Suppose in a scheduling app, I want an adjustable view for what is occurring in the next x days.

There are some things that make intuitive sense (e.g. what's happening today, this week, this month). Perhaps use a dreaded dropdown! OR, one could also give the user complete flexibility: [ Show next ___ days ] and the user fills it in.

Is there evidence (or experiences people of had) that suggests one is generally preferred to the other?

  • By scheduling app, do you mean an appointment booking app? By adjustable view, do you mean something that is customisable visually (i.e. show me a certain size of the app) or something customisable in terms of data (i.e. show me certain information within the app) – Anton Mircea Feb 11 at 12:03
  • The app is an example. The general question is about having a number of things to view, and having some predefined limits that make a lot of sense vs. allowing the user to enter an arbitrary value. Google calendar, for example, lets you look at day, 3 day, week, month views? What if i want 8 days?? Apparently thats too bad, but for some reason Google thinks this is best, and people use the app. So im wondering about more evidence around this. – z5h Feb 11 at 14:18

At a high level, I think the question here is where do you draw the line between offering "default" or "presets" options (https://www.nngroup.com/articles/the-power-of-defaults/ + https://en.wikipedia.org/wiki/Default_effect ) and allowing a greater locus of control over the system, by providing custom options or settings (https://www.uxbooth.com/articles/the-perception-of-control)

If you want to narrow down what is the best option, I would define first the type of functionality you need to apply this to and follow up with some user testing.

Hope this helps.


Making a decision is costly in terms of brain resources (in your example, how many days do I want to view my schedule). Narrowing down the possible choices to a few alternatives brings down the cost to something manageable compared to quasi-infinite options that would be enabled by a free input field.

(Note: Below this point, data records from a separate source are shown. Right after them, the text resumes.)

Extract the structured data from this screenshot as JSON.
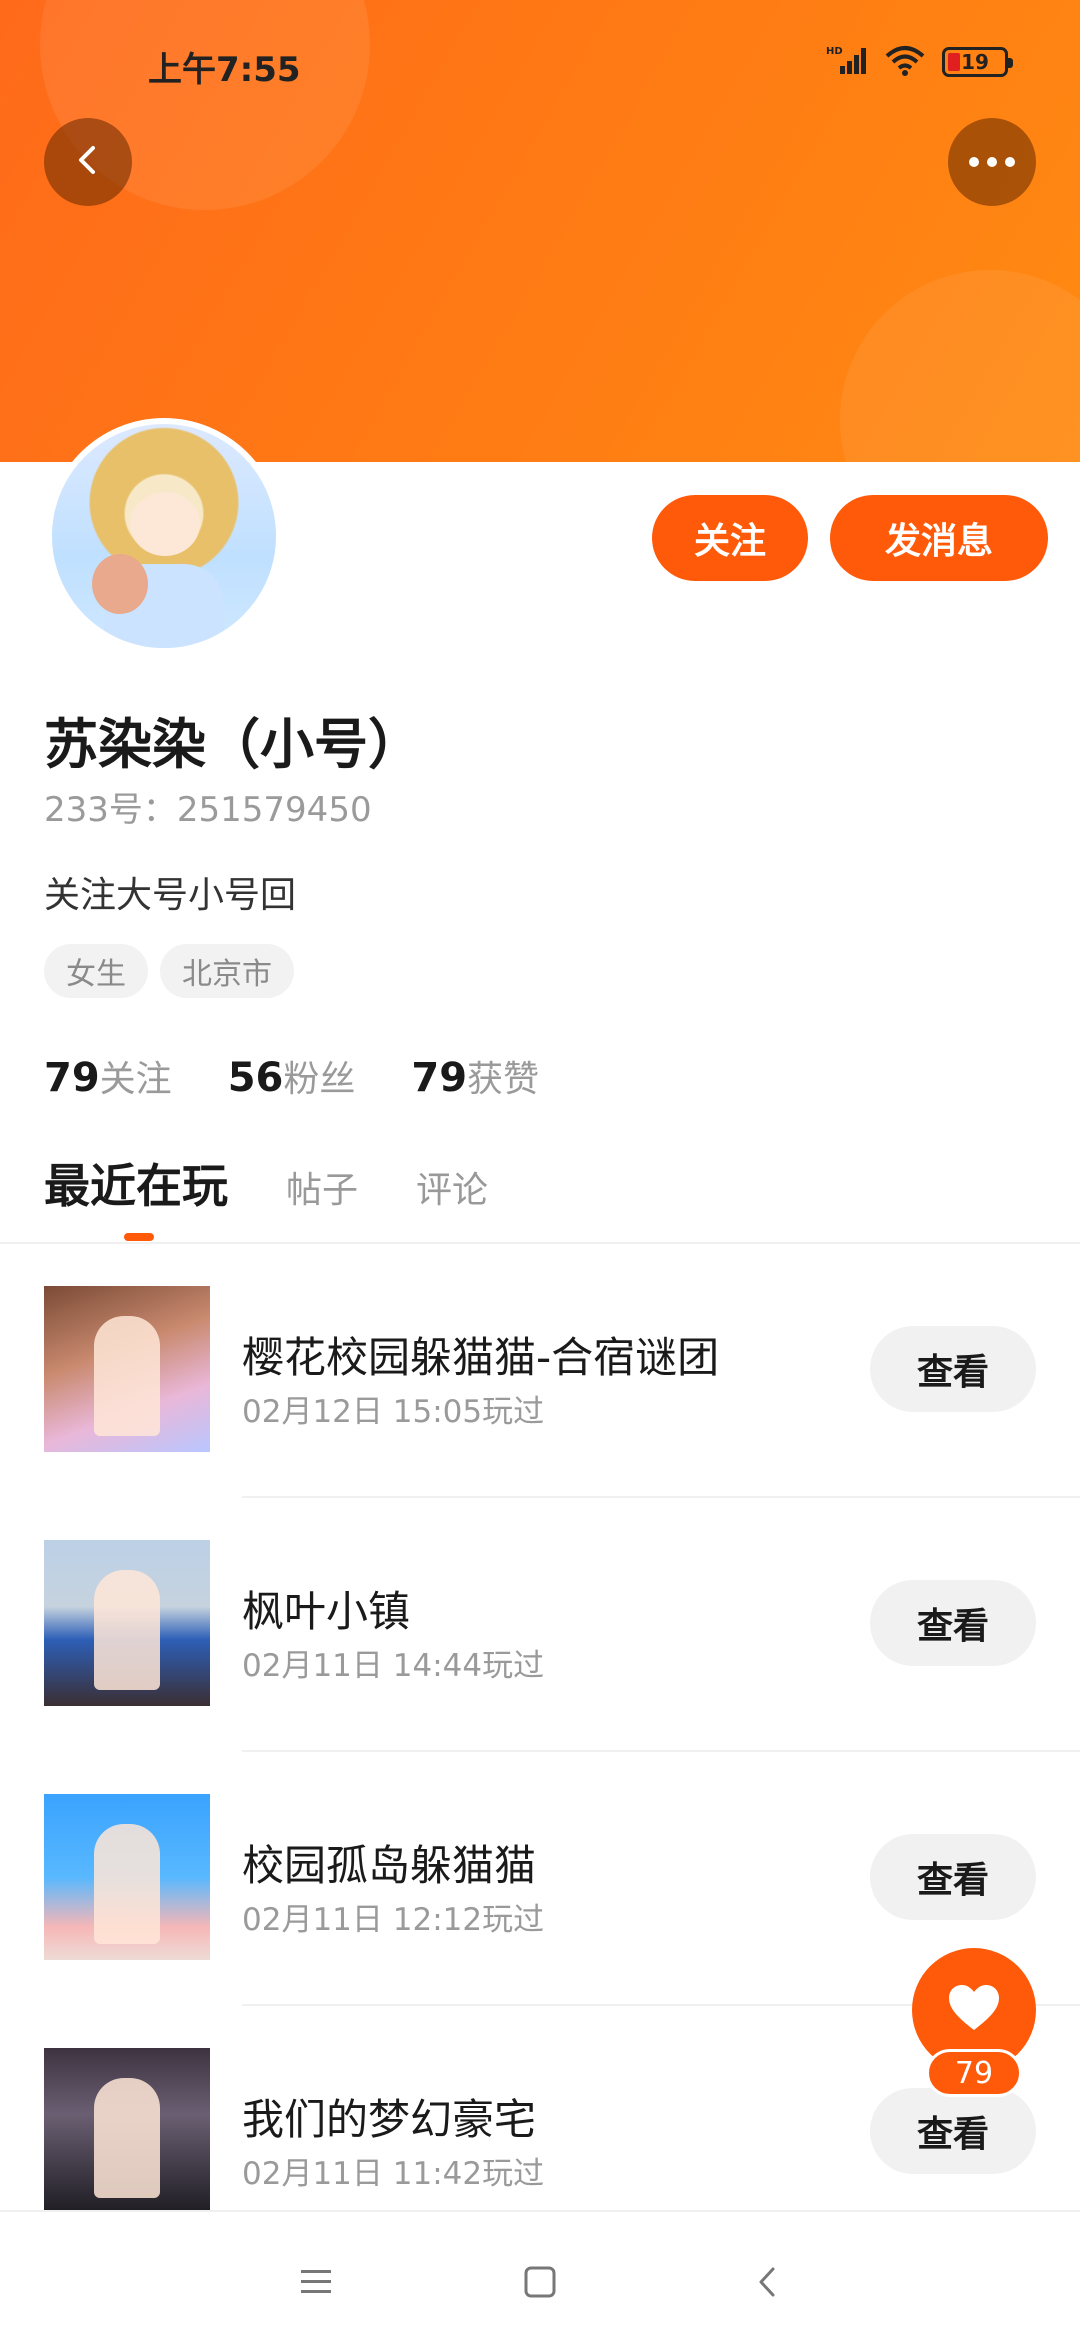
{
  "status_bar": {
    "time": "上午7:55",
    "battery": "19",
    "network": "HD"
  },
  "header": {
    "back_icon": "chevron-left-icon",
    "more_icon": "more-dots-icon"
  },
  "profile": {
    "name": "苏染染（小号）",
    "uid": "233号：251579450",
    "bio": "关注大号小号回",
    "tags": [
      "女生",
      "北京市"
    ],
    "follow_label": "关注",
    "message_label": "发消息",
    "stats": [
      {
        "num": "79",
        "label": "关注"
      },
      {
        "num": "56",
        "label": "粉丝"
      },
      {
        "num": "79",
        "label": "获赞"
      }
    ]
  },
  "tabs": [
    "最近在玩",
    "帖子",
    "评论"
  ],
  "games": [
    {
      "title": "樱花校园躲猫猫-合宿谜团",
      "time": "02月12日 15:05玩过",
      "action": "查看"
    },
    {
      "title": "枫叶小镇",
      "time": "02月11日 14:44玩过",
      "action": "查看"
    },
    {
      "title": "校园孤岛躲猫猫",
      "time": "02月11日 12:12玩过",
      "action": "查看"
    },
    {
      "title": "我们的梦幻豪宅",
      "time": "02月11日 11:42玩过",
      "action": "查看"
    }
  ],
  "like_fab": {
    "count": "79"
  },
  "colors": {
    "accent": "#ff5a0a",
    "banner": "#ff7a14"
  }
}
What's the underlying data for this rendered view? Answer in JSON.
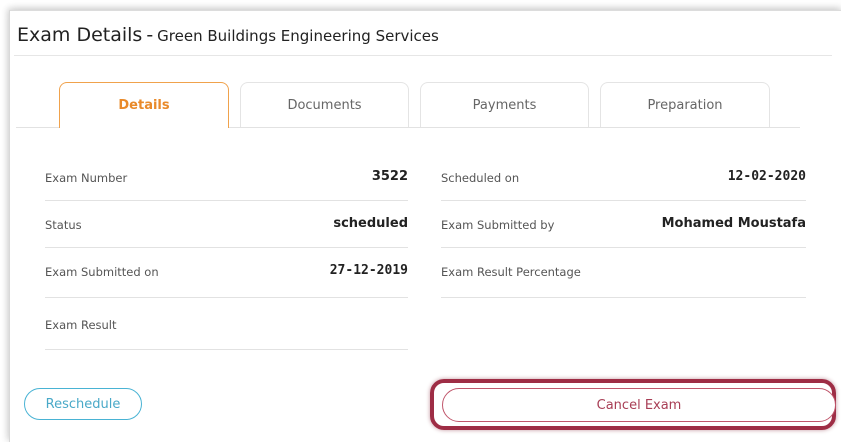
{
  "header": {
    "title": "Exam Details",
    "separator": "-",
    "subtitle": "Green Buildings Engineering Services"
  },
  "tabs": [
    {
      "label": "Details",
      "active": true
    },
    {
      "label": "Documents",
      "active": false
    },
    {
      "label": "Payments",
      "active": false
    },
    {
      "label": "Preparation",
      "active": false
    }
  ],
  "details": {
    "left": [
      {
        "label": "Exam Number",
        "value": "3522"
      },
      {
        "label": "Status",
        "value": "scheduled"
      },
      {
        "label": "Exam Submitted on",
        "value": "27-12-2019"
      },
      {
        "label": "Exam Result",
        "value": ""
      }
    ],
    "right": [
      {
        "label": "Scheduled on",
        "value": "12-02-2020"
      },
      {
        "label": "Exam Submitted by",
        "value": "Mohamed Moustafa"
      },
      {
        "label": "Exam Result Percentage",
        "value": ""
      }
    ]
  },
  "actions": {
    "reschedule_label": "Reschedule",
    "cancel_label": "Cancel Exam"
  },
  "colors": {
    "active_tab": "#e98a2a",
    "reschedule": "#49a9c8",
    "cancel": "#a83e55",
    "highlight": "#9e2d45"
  }
}
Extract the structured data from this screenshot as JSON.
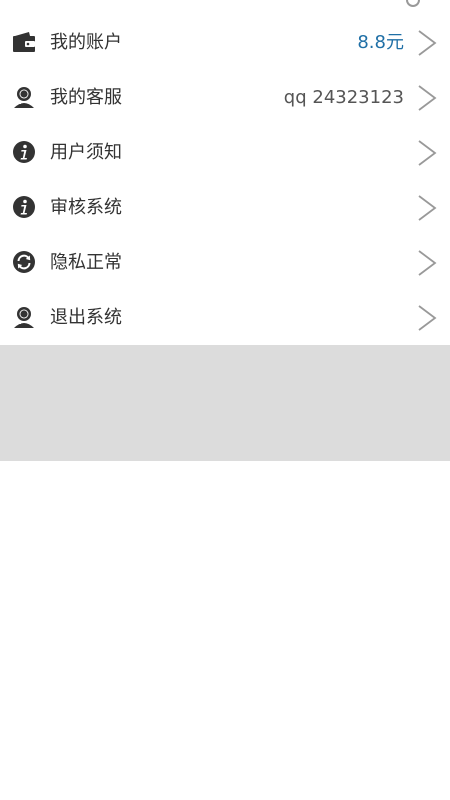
{
  "menu": {
    "items": [
      {
        "label": "我的账户",
        "value": "8.8元",
        "icon": "wallet-icon",
        "value_color": "#1f6fa6"
      },
      {
        "label": "我的客服",
        "value": "qq 24323123",
        "icon": "customer-service-icon"
      },
      {
        "label": "用户须知",
        "value": "",
        "icon": "info-icon"
      },
      {
        "label": "审核系统",
        "value": "",
        "icon": "info-icon"
      },
      {
        "label": "隐私正常",
        "value": "",
        "icon": "refresh-icon"
      },
      {
        "label": "退出系统",
        "value": "",
        "icon": "user-icon"
      }
    ]
  },
  "colors": {
    "background": "#ffffff",
    "divider_block": "#dcdcdc",
    "text": "#333333",
    "accent": "#1f6fa6",
    "chevron": "#999999"
  }
}
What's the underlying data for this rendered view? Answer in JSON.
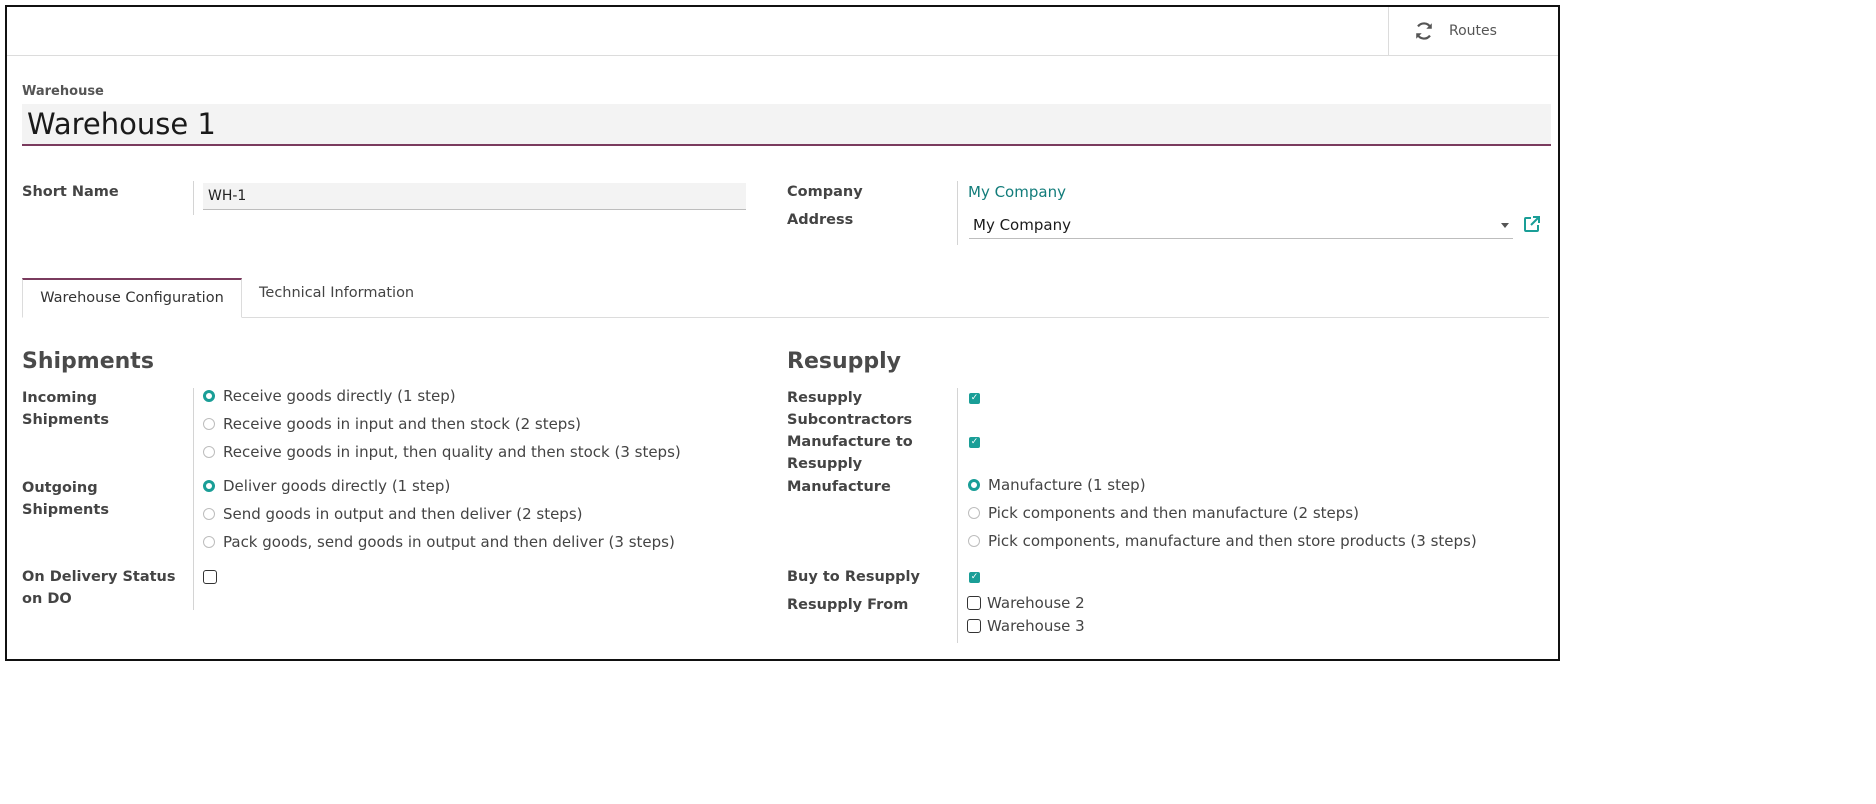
{
  "header": {
    "routes_label": "Routes",
    "routes_icon": "refresh-icon"
  },
  "form": {
    "warehouse_label": "Warehouse",
    "warehouse_name": "Warehouse 1",
    "short_name_label": "Short Name",
    "short_name_value": "WH-1",
    "company_label": "Company",
    "company_value": "My Company",
    "address_label": "Address",
    "address_value": "My Company",
    "external_link_icon": "external-link-icon"
  },
  "tabs": [
    {
      "label": "Warehouse Configuration",
      "active": true
    },
    {
      "label": "Technical Information",
      "active": false
    }
  ],
  "shipments": {
    "title": "Shipments",
    "incoming_label_1": "Incoming",
    "incoming_label_2": "Shipments",
    "incoming_options": [
      {
        "label": "Receive goods directly (1 step)",
        "selected": true
      },
      {
        "label": "Receive goods in input and then stock (2 steps)",
        "selected": false
      },
      {
        "label": "Receive goods in input, then quality and then stock (3 steps)",
        "selected": false
      }
    ],
    "outgoing_label_1": "Outgoing",
    "outgoing_label_2": "Shipments",
    "outgoing_options": [
      {
        "label": "Deliver goods directly (1 step)",
        "selected": true
      },
      {
        "label": "Send goods in output and then deliver (2 steps)",
        "selected": false
      },
      {
        "label": "Pack goods, send goods in output and then deliver (3 steps)",
        "selected": false
      }
    ],
    "delivery_status_label_1": "On Delivery Status",
    "delivery_status_label_2": "on DO",
    "delivery_status_checked": false
  },
  "resupply": {
    "title": "Resupply",
    "subcontractors_label_1": "Resupply",
    "subcontractors_label_2": "Subcontractors",
    "subcontractors_checked": true,
    "manufacture_to_resupply_label_1": "Manufacture to",
    "manufacture_to_resupply_label_2": "Resupply",
    "manufacture_to_resupply_checked": true,
    "manufacture_label": "Manufacture",
    "manufacture_options": [
      {
        "label": "Manufacture (1 step)",
        "selected": true
      },
      {
        "label": "Pick components and then manufacture (2 steps)",
        "selected": false
      },
      {
        "label": "Pick components, manufacture and then store products (3 steps)",
        "selected": false
      }
    ],
    "buy_label": "Buy to Resupply",
    "buy_checked": true,
    "resupply_from_label": "Resupply From",
    "resupply_from_options": [
      {
        "label": "Warehouse 2",
        "checked": false
      },
      {
        "label": "Warehouse 3",
        "checked": false
      }
    ]
  }
}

For more on decision-related cost, see the Wikipedia article on decision fatigue.

Your Answer

By clicking "Post Your Answer", you acknowledge that you have read our updated terms of service, privacy policy and cookie policy, and that your continued use of the website is subject to these policies.

Not the answer you're looking for? Browse other questions tagged or ask your own question.